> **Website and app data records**
++++++++++

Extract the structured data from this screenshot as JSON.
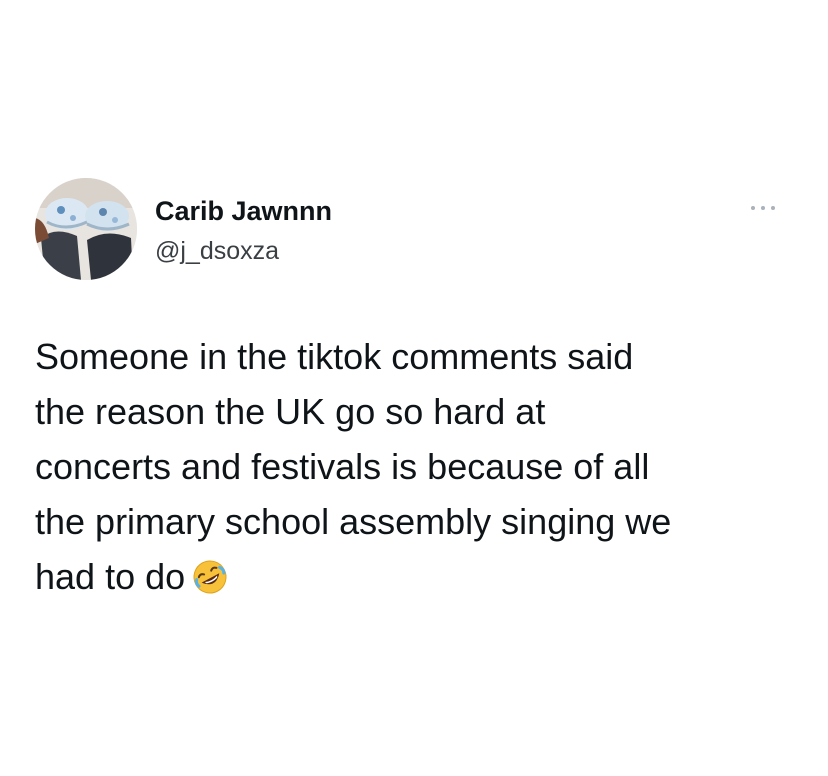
{
  "author": {
    "display_name": "Carib Jawnnn",
    "handle": "@j_dsoxza",
    "avatar_icon": "avatar-photo-feet-sneakers"
  },
  "menu": {
    "icon": "more-dots-icon"
  },
  "tweet": {
    "lines": [
      "Someone in the tiktok comments said",
      "the reason the UK go so hard at",
      "concerts and festivals is because of all",
      "the primary school assembly singing we",
      "had to do"
    ],
    "emoji": "rolling-on-the-floor-laughing-emoji"
  },
  "colors": {
    "text": "#0f1419",
    "secondary_text": "#3a3f44",
    "emoji_face": "#f7c23a",
    "background": "#ffffff"
  }
}
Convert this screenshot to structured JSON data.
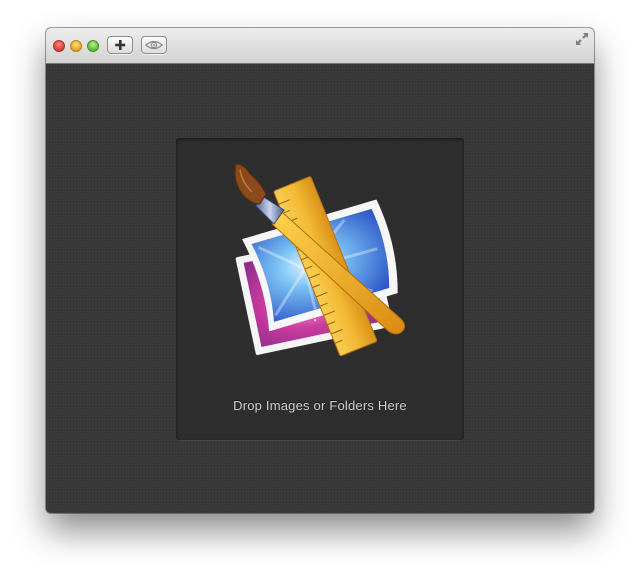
{
  "window": {
    "traffic_lights": [
      {
        "name": "close",
        "color": "#e0443e"
      },
      {
        "name": "minimize",
        "color": "#e8ad23"
      },
      {
        "name": "zoom",
        "color": "#64c33e"
      }
    ],
    "toolbar": {
      "add_icon": "plus-icon",
      "preview_icon": "eye-icon",
      "fullscreen_icon": "fullscreen-arrows-icon"
    }
  },
  "dropzone": {
    "label": "Drop Images or Folders Here",
    "icon": "photo-ruler-brush-icon"
  },
  "colors": {
    "background": "#383838",
    "dropzone": "#2e2e2e",
    "label": "#cfcfcf"
  }
}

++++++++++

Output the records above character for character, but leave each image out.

Extract the structured data from this screenshot as JSON.
{
  "author": {
    "display_name": "Carib Jawnnn",
    "handle": "@j_dsoxza",
    "avatar_icon": "avatar-photo-feet-sneakers"
  },
  "menu": {
    "icon": "more-dots-icon"
  },
  "tweet": {
    "lines": [
      "Someone in the tiktok comments said",
      "the reason the UK go so hard at",
      "concerts and festivals is because of all",
      "the primary school assembly singing we",
      "had to do"
    ],
    "emoji": "rolling-on-the-floor-laughing-emoji"
  },
  "colors": {
    "text": "#0f1419",
    "secondary_text": "#3a3f44",
    "emoji_face": "#f7c23a",
    "background": "#ffffff"
  }
}
Convert this screenshot to structured JSON data.
{
  "window": {
    "traffic_lights": [
      {
        "name": "close",
        "color": "#e0443e"
      },
      {
        "name": "minimize",
        "color": "#e8ad23"
      },
      {
        "name": "zoom",
        "color": "#64c33e"
      }
    ],
    "toolbar": {
      "add_icon": "plus-icon",
      "preview_icon": "eye-icon",
      "fullscreen_icon": "fullscreen-arrows-icon"
    }
  },
  "dropzone": {
    "label": "Drop Images or Folders Here",
    "icon": "photo-ruler-brush-icon"
  },
  "colors": {
    "background": "#383838",
    "dropzone": "#2e2e2e",
    "label": "#cfcfcf"
  }
}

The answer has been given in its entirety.